Word for word, restate each of the records below.

________

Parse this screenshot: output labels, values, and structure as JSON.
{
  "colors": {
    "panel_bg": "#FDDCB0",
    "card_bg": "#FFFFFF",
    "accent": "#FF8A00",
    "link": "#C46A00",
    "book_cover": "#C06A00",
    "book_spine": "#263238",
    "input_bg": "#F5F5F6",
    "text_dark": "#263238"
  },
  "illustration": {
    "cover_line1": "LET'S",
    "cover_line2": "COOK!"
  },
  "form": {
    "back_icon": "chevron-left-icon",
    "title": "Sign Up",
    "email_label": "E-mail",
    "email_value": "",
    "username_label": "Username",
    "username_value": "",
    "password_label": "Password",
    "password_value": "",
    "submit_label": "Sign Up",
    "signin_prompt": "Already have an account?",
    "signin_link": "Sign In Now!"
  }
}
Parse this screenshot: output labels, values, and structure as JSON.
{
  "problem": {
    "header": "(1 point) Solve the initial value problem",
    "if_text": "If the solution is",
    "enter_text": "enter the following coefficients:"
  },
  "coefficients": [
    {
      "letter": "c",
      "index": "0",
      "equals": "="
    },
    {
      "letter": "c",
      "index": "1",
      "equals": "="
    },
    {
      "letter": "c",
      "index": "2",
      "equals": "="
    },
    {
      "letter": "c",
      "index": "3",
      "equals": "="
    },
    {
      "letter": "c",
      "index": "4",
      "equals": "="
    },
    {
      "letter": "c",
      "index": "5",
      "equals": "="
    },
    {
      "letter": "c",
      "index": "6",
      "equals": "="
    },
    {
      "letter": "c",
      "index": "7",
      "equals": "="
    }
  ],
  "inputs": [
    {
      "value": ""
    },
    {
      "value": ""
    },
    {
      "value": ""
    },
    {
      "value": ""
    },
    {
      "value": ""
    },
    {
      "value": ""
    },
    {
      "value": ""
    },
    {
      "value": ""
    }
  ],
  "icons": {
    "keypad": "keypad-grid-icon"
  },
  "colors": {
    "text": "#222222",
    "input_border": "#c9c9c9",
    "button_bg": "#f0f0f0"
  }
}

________

**SOLUTION FOR THIS TASK**
Parse this screenshot: output labels, values, and structure as JSON.
{
  "colors": {
    "panel_bg": "#FDDCB0",
    "card_bg": "#FFFFFF",
    "accent": "#FF8A00",
    "link": "#C46A00",
    "book_cover": "#C06A00",
    "book_spine": "#263238",
    "input_bg": "#F5F5F6",
    "text_dark": "#263238"
  },
  "illustration": {
    "cover_line1": "LET'S",
    "cover_line2": "COOK!"
  },
  "form": {
    "back_icon": "chevron-left-icon",
    "title": "Sign Up",
    "email_label": "E-mail",
    "email_value": "",
    "username_label": "Username",
    "username_value": "",
    "password_label": "Password",
    "password_value": "",
    "submit_label": "Sign Up",
    "signin_prompt": "Already have an account?",
    "signin_link": "Sign In Now!"
  }
}
Parse this screenshot: output labels, values, and structure as JSON.
{
  "problem": {
    "header": "(1 point) Solve the initial value problem",
    "if_text": "If the solution is",
    "enter_text": "enter the following coefficients:"
  },
  "coefficients": [
    {
      "letter": "c",
      "index": "0",
      "equals": "="
    },
    {
      "letter": "c",
      "index": "1",
      "equals": "="
    },
    {
      "letter": "c",
      "index": "2",
      "equals": "="
    },
    {
      "letter": "c",
      "index": "3",
      "equals": "="
    },
    {
      "letter": "c",
      "index": "4",
      "equals": "="
    },
    {
      "letter": "c",
      "index": "5",
      "equals": "="
    },
    {
      "letter": "c",
      "index": "6",
      "equals": "="
    },
    {
      "letter": "c",
      "index": "7",
      "equals": "="
    }
  ],
  "inputs": [
    {
      "value": ""
    },
    {
      "value": ""
    },
    {
      "value": ""
    },
    {
      "value": ""
    },
    {
      "value": ""
    },
    {
      "value": ""
    },
    {
      "value": ""
    },
    {
      "value": ""
    }
  ],
  "icons": {
    "keypad": "keypad-grid-icon"
  },
  "colors": {
    "text": "#222222",
    "input_border": "#c9c9c9",
    "button_bg": "#f0f0f0"
  }
}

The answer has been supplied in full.